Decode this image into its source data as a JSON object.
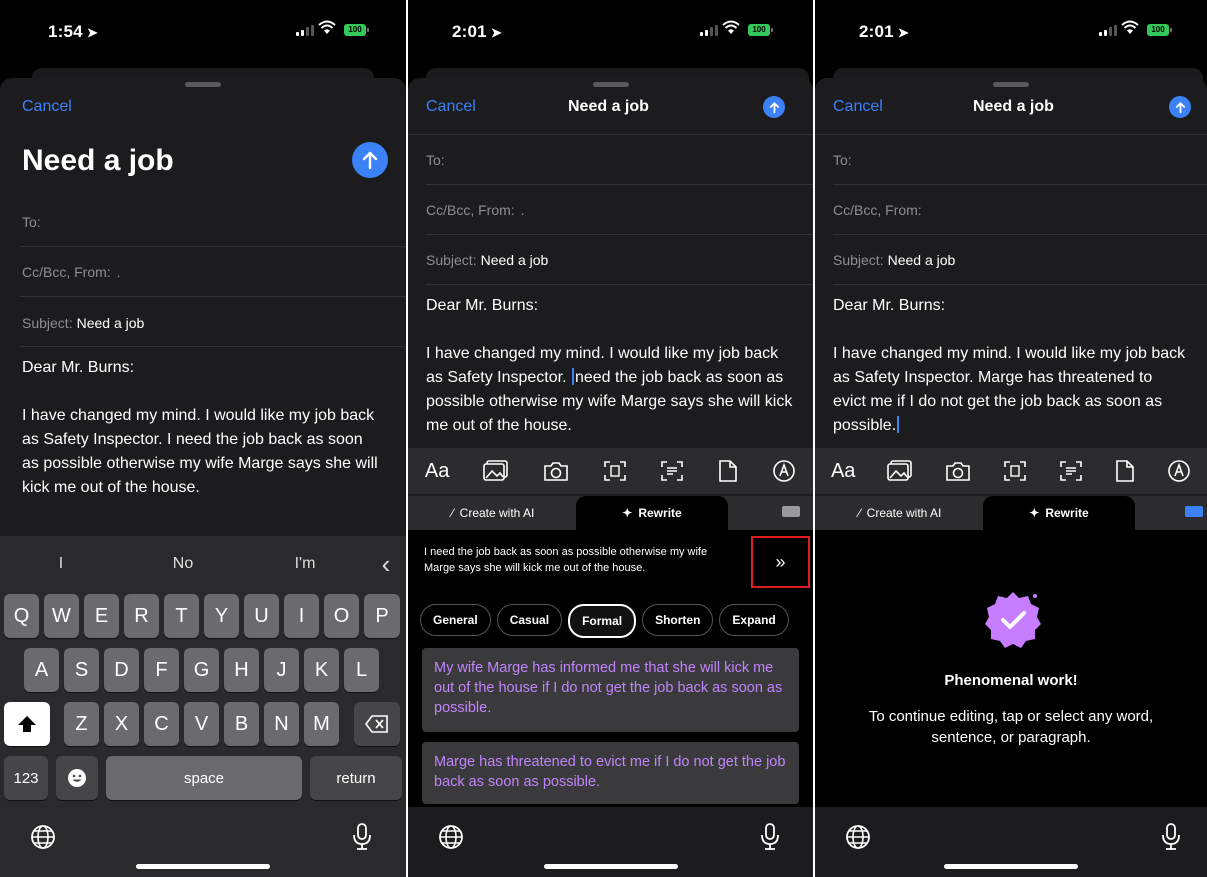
{
  "screen1": {
    "time": "1:54",
    "battery": "100",
    "cancel": "Cancel",
    "title": "Need a job",
    "to_label": "To:",
    "ccbcc_label": "Cc/Bcc, From:",
    "ccbcc_value": ".",
    "subject_label": "Subject:",
    "subject_value": "Need a job",
    "greeting": "Dear Mr. Burns:",
    "body": "I have changed my mind. I would like my job back as Safety Inspector. I need the job back as soon as possible otherwise my wife Marge says she will kick me out of the house.",
    "suggestions": [
      "I",
      "No",
      "I'm"
    ],
    "keys_row1": [
      "Q",
      "W",
      "E",
      "R",
      "T",
      "Y",
      "U",
      "I",
      "O",
      "P"
    ],
    "keys_row2": [
      "A",
      "S",
      "D",
      "F",
      "G",
      "H",
      "J",
      "K",
      "L"
    ],
    "keys_row3": [
      "Z",
      "X",
      "C",
      "V",
      "B",
      "N",
      "M"
    ],
    "key_123": "123",
    "key_space": "space",
    "key_return": "return"
  },
  "screen2": {
    "time": "2:01",
    "battery": "100",
    "cancel": "Cancel",
    "title": "Need a job",
    "to_label": "To:",
    "ccbcc_label": "Cc/Bcc, From:",
    "ccbcc_value": ".",
    "subject_label": "Subject:",
    "subject_value": "Need a job",
    "greeting": "Dear Mr. Burns:",
    "body_before": "I have changed my mind. I would like my job back as Safety Inspector.",
    "body_after": "need the job back as soon as possible otherwise my wife Marge says she will kick me out of the house.",
    "toolbar_font": "Aa",
    "tab_create": "Create with AI",
    "tab_rewrite": "Rewrite",
    "selected_text": "I need the job back as soon as possible otherwise my wife Marge says she will kick me out of the house.",
    "expand_glyph": "»",
    "chips": [
      "General",
      "Casual",
      "Formal",
      "Shorten",
      "Expand"
    ],
    "selected_chip": "Formal",
    "suggestion1": "My wife Marge has informed me that she will kick me out of the house if I do not get the job back as soon as possible.",
    "suggestion2": "Marge has threatened to evict me if I do not get the job back as soon as possible."
  },
  "screen3": {
    "time": "2:01",
    "battery": "100",
    "cancel": "Cancel",
    "title": "Need a job",
    "to_label": "To:",
    "ccbcc_label": "Cc/Bcc, From:",
    "subject_label": "Subject:",
    "subject_value": "Need a job",
    "greeting": "Dear Mr. Burns:",
    "body": "I have changed my mind. I would like my job back as Safety Inspector. Marge has threatened to evict me if I do not get the job back as soon as possible.",
    "toolbar_font": "Aa",
    "tab_create": "Create with AI",
    "tab_rewrite": "Rewrite",
    "success_title": "Phenomenal work!",
    "success_text": "To continue editing, tap or select any word, sentence, or paragraph."
  },
  "colors": {
    "accent_blue": "#3b82f6",
    "battery_green": "#34c759",
    "suggestion_purple": "#c084fc",
    "highlight_red": "#e11d22",
    "badge_purple": "#c77dff"
  },
  "icons": [
    "location-arrow-icon",
    "signal-icon",
    "wifi-icon",
    "battery-icon",
    "send-arrow-icon",
    "shift-icon",
    "backspace-icon",
    "emoji-icon",
    "globe-icon",
    "microphone-icon",
    "photo-icon",
    "camera-icon",
    "scan-text-icon",
    "scan-document-icon",
    "file-icon",
    "markup-icon",
    "wand-icon",
    "sparkle-icon",
    "keyboard-icon",
    "checkmark-badge-icon"
  ]
}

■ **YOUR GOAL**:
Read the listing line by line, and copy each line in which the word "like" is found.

■ **ANSWER SPACE**:
    "body": "I have changed my mind. I would like my job back as Safety Inspector. I need the job back as soon as possible otherwise my wife Marge says she will kick me out of the house.",
    "body_before": "I have changed my mind. I would like my job back as Safety Inspector.",
    "body": "I have changed my mind. I would like my job back as Safety Inspector. Marge has threatened to evict me if I do not get the job back as soon as possible.",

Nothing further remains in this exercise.